- [Task objective]:
The expected answer is every line of the material, reproduced exactly.

- [Data provided]:
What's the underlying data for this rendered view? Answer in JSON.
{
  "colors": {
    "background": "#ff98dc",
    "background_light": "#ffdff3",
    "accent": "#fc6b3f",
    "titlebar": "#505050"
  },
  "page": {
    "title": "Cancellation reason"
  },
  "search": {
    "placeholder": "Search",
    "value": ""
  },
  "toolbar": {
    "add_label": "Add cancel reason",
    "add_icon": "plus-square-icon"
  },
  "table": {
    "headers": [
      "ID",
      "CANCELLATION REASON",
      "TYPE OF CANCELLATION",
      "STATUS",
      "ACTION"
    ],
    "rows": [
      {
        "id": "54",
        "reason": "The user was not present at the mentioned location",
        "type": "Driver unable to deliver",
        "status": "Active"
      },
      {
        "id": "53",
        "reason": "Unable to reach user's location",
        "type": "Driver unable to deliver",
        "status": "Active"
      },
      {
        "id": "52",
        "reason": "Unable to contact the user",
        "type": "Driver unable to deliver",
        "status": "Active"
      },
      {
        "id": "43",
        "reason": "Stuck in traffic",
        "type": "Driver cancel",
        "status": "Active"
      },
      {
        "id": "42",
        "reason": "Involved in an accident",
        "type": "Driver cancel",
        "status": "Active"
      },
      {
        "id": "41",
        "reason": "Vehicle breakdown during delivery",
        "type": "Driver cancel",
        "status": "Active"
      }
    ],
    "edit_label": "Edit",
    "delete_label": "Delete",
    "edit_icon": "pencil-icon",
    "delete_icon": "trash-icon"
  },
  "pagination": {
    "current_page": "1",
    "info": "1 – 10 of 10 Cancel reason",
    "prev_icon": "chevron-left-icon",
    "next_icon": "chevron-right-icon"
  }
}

- [Answer to this exercise]:
What's the underlying data for this rendered view? Answer in JSON.
{
  "colors": {
    "background": "#ff98dc",
    "background_light": "#ffdff3",
    "accent": "#fc6b3f",
    "titlebar": "#505050"
  },
  "page": {
    "title": "Cancellation reason"
  },
  "search": {
    "placeholder": "Search",
    "value": ""
  },
  "toolbar": {
    "add_label": "Add cancel reason",
    "add_icon": "plus-square-icon"
  },
  "table": {
    "headers": [
      "ID",
      "CANCELLATION REASON",
      "TYPE OF CANCELLATION",
      "STATUS",
      "ACTION"
    ],
    "rows": [
      {
        "id": "54",
        "reason": "The user was not present at the mentioned location",
        "type": "Driver unable to deliver",
        "status": "Active"
      },
      {
        "id": "53",
        "reason": "Unable to reach user's location",
        "type": "Driver unable to deliver",
        "status": "Active"
      },
      {
        "id": "52",
        "reason": "Unable to contact the user",
        "type": "Driver unable to deliver",
        "status": "Active"
      },
      {
        "id": "43",
        "reason": "Stuck in traffic",
        "type": "Driver cancel",
        "status": "Active"
      },
      {
        "id": "42",
        "reason": "Involved in an accident",
        "type": "Driver cancel",
        "status": "Active"
      },
      {
        "id": "41",
        "reason": "Vehicle breakdown during delivery",
        "type": "Driver cancel",
        "status": "Active"
      }
    ],
    "edit_label": "Edit",
    "delete_label": "Delete",
    "edit_icon": "pencil-icon",
    "delete_icon": "trash-icon"
  },
  "pagination": {
    "current_page": "1",
    "info": "1 – 10 of 10 Cancel reason",
    "prev_icon": "chevron-left-icon",
    "next_icon": "chevron-right-icon"
  }
}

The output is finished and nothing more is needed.